The approaching El Niño weather has drawn attention from the federal down to the local level. In September, the local Mountain Disaster Preparedness group held a meeting that attracted more than 100 people to hear about the forecast of a wet winter.
Riverside County has initiated plans. All fall, Cal Trans and the county Transportation Department have been clearing culverts and scraping berms along roadsides to prevent flooding and pooling of run-off. Last week, the county Emergency Management Department held a meeting at the Nature Center. Besides discussing plans, actions and preparedness, the agency distributed bags for sand.
On Wednesday, Dec. 9, the Federal Emergency Management Agency held a drill and press conference to announce the work it has begun to prepare for possible significant disasters from inundating rains.
Among FEMA’s actions was preparing its Severe El Niño Disaster Response plan. The El Niño task force focused on interpreting data in areas of California, Arizona and Nevada (FEMA’s Region 9), which have proved historically vulnerable to heavy and prolonged rains. Through this assessment, the task force seeks to identify critical decision points during all phases of a potential incident — from pre-incident, incident onset, to response and recovery.
The latest National Weather Service forecast for this winter, released last week, states, “El Niño is expected to remain strong through Northern Hemisphere winter 2015-16, with a transition to ENSO-neutral anticipated during the late spring or early summer 2016.”
The FEMA report identified several important aspects of a strong El Niño pattern. Not only are there more wet days, but the wet days tend to be wetter than a normal rainy winter day. Looking at records from the 1997-98 El Niño, several California communities experienced rain on 25 or more days in both January and February.
“The lack of any significant letup in rains allowed almost no days for drying,” the report’s authors wrote. “Each period of heavy rain sent more earth sliding to lower elevations at a number of locations in the central and south part of the state.”
“Understand the risk of where you live and where are the flood areas,” advised Robert Fenton, the FEMA Region 9 administrator. “Have a plan; know where to go during and after the storm.”

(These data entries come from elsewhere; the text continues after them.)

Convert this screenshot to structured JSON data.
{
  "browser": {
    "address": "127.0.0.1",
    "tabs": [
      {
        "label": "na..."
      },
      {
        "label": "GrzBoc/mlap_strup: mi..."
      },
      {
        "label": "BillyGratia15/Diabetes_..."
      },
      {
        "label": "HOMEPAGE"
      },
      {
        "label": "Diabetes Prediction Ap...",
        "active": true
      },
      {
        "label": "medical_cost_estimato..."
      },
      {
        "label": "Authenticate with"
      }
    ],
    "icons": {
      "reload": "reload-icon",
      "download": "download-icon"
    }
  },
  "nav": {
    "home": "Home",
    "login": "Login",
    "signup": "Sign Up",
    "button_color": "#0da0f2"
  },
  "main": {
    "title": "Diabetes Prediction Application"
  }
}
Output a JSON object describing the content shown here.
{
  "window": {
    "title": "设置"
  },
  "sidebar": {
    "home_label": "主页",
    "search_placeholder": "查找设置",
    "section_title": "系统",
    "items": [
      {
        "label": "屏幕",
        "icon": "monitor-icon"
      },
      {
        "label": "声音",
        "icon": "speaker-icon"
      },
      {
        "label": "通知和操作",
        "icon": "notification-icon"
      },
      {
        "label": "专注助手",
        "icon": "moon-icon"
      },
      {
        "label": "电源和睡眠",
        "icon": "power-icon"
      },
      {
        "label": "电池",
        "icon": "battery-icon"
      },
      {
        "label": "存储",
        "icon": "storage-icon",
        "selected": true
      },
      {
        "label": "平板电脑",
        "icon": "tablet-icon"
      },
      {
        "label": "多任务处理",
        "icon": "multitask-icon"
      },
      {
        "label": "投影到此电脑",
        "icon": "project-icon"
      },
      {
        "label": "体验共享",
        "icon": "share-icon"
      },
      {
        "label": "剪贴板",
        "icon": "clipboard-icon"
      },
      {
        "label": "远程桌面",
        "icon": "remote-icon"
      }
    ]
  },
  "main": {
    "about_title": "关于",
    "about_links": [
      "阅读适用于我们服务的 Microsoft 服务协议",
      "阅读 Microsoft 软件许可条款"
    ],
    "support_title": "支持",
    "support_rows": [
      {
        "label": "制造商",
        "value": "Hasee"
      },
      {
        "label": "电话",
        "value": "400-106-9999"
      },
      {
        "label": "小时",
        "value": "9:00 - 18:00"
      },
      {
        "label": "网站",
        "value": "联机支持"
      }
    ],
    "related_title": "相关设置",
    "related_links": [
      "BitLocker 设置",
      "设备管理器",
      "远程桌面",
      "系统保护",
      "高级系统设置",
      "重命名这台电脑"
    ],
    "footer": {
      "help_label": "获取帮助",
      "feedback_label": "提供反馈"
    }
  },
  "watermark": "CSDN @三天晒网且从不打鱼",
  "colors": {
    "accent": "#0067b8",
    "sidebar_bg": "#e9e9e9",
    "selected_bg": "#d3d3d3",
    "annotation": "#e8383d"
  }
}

This would include extra batteries, a radio, flashlights and potable water. He recommended individuals purchase flood insurance. Already this fall, more than 7,100 new policies have been issued.
But FEMA did identify a slight silver lining in the four-year drought: “There is a reduced expectation for main-stem river flooding compared to previous El Niño seasons. This is mainly attributed to the drought and current reservoir capacity to store more water.”
Because of the drought, storage basins are much lower than in 1997-98, thus they have more capacity to store water as streams and rivers flow into the storage areas. For example, in 1997, Lake Perris was at 81 percent of its capacity. In October 2015, it was at 36 percent of capacity.
However, the severity of the drought has hardened soils, and during and after the first rains, soil may “act like cement, making it difficult to soak up rains increasing run off … From a meteorology standpoint, this is the greater concern for flooding for this upcoming season,” according to the report.
Todd Morris of the National Weather Service advised, “The current El Niño has reached the strong category … This one is very similar to the 1997 El Niño, at least to its strength and may exceed it within 30 days … The impacts will be seen mainly in January through March and it has the potential for one of the strongest El Niños in history.”
Mark Ghilarducci, director of California’s Office of Emergency Service, said besides flooding, residents should be aware of areas where soils and rocks could move and slide, such as the Mountain Fire burned areas. “Debris could tumble down with little warning,” he said. “We want to empower the public with as much information as possible.”